There’s not much to complain about here, actually. Drew has been out all season, and will be out for an indeterminent length going forward. On the other hand, the AL shortstops have all been healthy and most of them have been effective. Pennington, is simply having the worst season so far of anyone on the AL ballot, but his presence isn’t an embarrassment.
3B Pedro Alvarez and Mark Trumbo
Wait, before we get to Alvarez, I kid you not. Mark Trumbo is listed as the 3B for the Los Angeles Angels of the OC. Now, Trumbo has hit a ton this year in just 34 plate appearances (.333/.412/.567), but he’s started all of four games at 3B, making three errors in the process. His fielding percentage at the hot corner is .625. That experiment is over, and Trumbo’s been also used at DH, 1B, and even LF. But I’ll be surprised if he ever sees 3B again in any capacity other than baserunning.
Alvarez still has a job, but for how long? He’s hitting .108/.132/.270, with 16 Ks in 38 plate appearances. He’s got massive holes in his swing, and the Pirates, who botched up his development by promoting him before he was ready, can’t let him learn on the job for a third straight year. Alvarez belongs in Indianapolis.
Catcher Ryan Hanigan and Salvador Perez
Up front, I want to say that I really like Ryan Hanigan. What’s not to love about a catcher with a .370 career OBP. I would have loved it if the Twins had swung a deal for him this offseason. But as he continues to struggle this year (.219/.324/.219), look for him to increasingly lose playing time to rookie Devin Mesoraco (.304/.407/.348), even with Dusty Baker managing this team. Perez tore his miniscus before the season even started, had surgery, and is out until at least late June or July. (Bonus vote to JP Arencibia, who will only hold onto his job until Travis d’Arnaud stops struggling at AAA Las Vegas. At that point, Arencibia will make fun of his weight.)
Designated Hitter Wilson Betemit
Betemit has only started two games for the Orioles at DH, suggesting this was all an elaborate joke by Dan Duquette to make us think that the Orioles were actually incompetent enough to use Betemit at DH, when Mark Reynolds is just sitting there letting balls clank off his glove left and right. Betemit is hitting .184/.205/.342, which strains the credulity of the word “hitter.” Let’s remove that from DH and replace it with “guy”. Betemit is the designated guy.
Outfield Marlon Byrd, John Mayberry, Aubrey Huff, Ben Revere, Lorenzo Cain, Shelley Duncan

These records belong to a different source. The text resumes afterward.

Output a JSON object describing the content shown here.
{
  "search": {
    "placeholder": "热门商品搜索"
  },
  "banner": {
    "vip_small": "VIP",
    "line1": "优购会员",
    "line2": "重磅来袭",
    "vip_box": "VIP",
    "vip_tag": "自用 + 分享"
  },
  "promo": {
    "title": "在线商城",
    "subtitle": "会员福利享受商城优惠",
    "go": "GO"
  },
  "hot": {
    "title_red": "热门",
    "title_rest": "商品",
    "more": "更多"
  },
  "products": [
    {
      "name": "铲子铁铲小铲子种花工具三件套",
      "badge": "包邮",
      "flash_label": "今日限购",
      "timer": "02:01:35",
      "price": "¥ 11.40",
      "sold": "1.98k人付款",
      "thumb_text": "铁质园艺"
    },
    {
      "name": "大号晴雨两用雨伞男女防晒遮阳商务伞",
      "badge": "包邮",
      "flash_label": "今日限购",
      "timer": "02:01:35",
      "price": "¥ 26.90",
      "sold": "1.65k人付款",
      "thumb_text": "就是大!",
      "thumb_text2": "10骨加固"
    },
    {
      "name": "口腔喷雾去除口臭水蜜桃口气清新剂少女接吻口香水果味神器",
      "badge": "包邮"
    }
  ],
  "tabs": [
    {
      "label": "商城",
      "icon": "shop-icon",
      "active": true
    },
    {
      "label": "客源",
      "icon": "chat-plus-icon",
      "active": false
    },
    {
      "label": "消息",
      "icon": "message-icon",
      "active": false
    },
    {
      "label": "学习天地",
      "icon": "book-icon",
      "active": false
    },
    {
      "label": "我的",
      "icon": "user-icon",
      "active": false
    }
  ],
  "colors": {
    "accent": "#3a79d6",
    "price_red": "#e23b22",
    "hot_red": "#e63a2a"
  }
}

Byrd started the season 3-for-43 and was just traded out of the National League. Mayberry (.175/.175/.200) may finally be the thing that gets Domonic Brown some playing time in Philadelphia, and Huff has started four games in the outfield in 2012, spending the majority of his time keeping Brandon Belt off of 1B despite hitting just .182/.300/.333 and occasionally filling in at 2B.
In the AL, Revere was sent back to AAA to get regular playing time after getting just 11 plate appearances in the Twins’ first seven games. Cain has flopped out of the gate, (starting 2 for 15) and seems to have been supplanted by Mitch Maier in Kansas City. And the Indians were so uncomfortable with giving Shelley Duncan regular playing time in LF (even though he’s hitting .268/.434/.439) that they went out and signed Johnny Damon.